In the five-minute clip, Murali describes the firefly as “a tiny insect that steals the show at night”, which is exactly what is demonstrated in the footage. Billions of fireflies sparkle against the blackness of their surrounding jungle, an incredibly surreal sight to behold. During the day, however, they are far less extravagant and are easily overlooked as unassuming, little brown beetles.

Fireflies, glowworms, lightning bugs, or whatever name you choose for these soft-bodied beetles, rely heavily on darkness. The characteristic glow of the bugs comes from a chemical process called bioluminescence, which normally takes place in the beetle’s lower abdomen. Why go to all the trouble of making your butt glow? For sex, of course. The vibrant illumination is primarily believed to be a form of communication exhibited during courtship rituals. The language of love between a mating pair can be executed through a unique sequence in the form of constant glows, flashing glows, or by the release of pheromones. Bioluminescence is also commonly used to attract prey and deter predators.

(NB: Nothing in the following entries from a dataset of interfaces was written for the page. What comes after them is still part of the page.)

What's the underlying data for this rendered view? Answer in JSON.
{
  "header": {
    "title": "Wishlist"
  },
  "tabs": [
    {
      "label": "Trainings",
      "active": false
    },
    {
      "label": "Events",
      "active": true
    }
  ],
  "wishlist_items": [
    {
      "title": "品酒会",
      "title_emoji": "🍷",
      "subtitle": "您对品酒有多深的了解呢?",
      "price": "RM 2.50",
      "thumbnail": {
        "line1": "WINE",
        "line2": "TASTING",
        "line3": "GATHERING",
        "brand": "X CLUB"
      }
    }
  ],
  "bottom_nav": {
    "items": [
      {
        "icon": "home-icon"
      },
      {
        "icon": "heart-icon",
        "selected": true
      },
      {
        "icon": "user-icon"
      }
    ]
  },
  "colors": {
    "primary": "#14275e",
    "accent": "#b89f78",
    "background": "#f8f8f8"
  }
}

There are over 2,000 described species of firefly, but only a handful exhibit synchronous bioluminescence. It's unclear which species of firefly star in Murali's footage and photos, but they are believed to belong to the Abscondita genus (and may even represent a species not yet known to science). “Detailed research and DNA sequencing are required to properly identify the species,” the filmmakers explained. “They have a brownish color with black stripes, round eyes with intricate patterns, and are less than a centimeter long."

In order for fireflies to shine effectively there needs to be darkness. With an increasing amount of light pollution from artificial sources such as electric bulbs and fireworks, the natural flow of wildlife is disrupted and creatures, like the firefly, lose the benefits of nightfall. So, next time you think about leaving your porch light on think of the glowworms.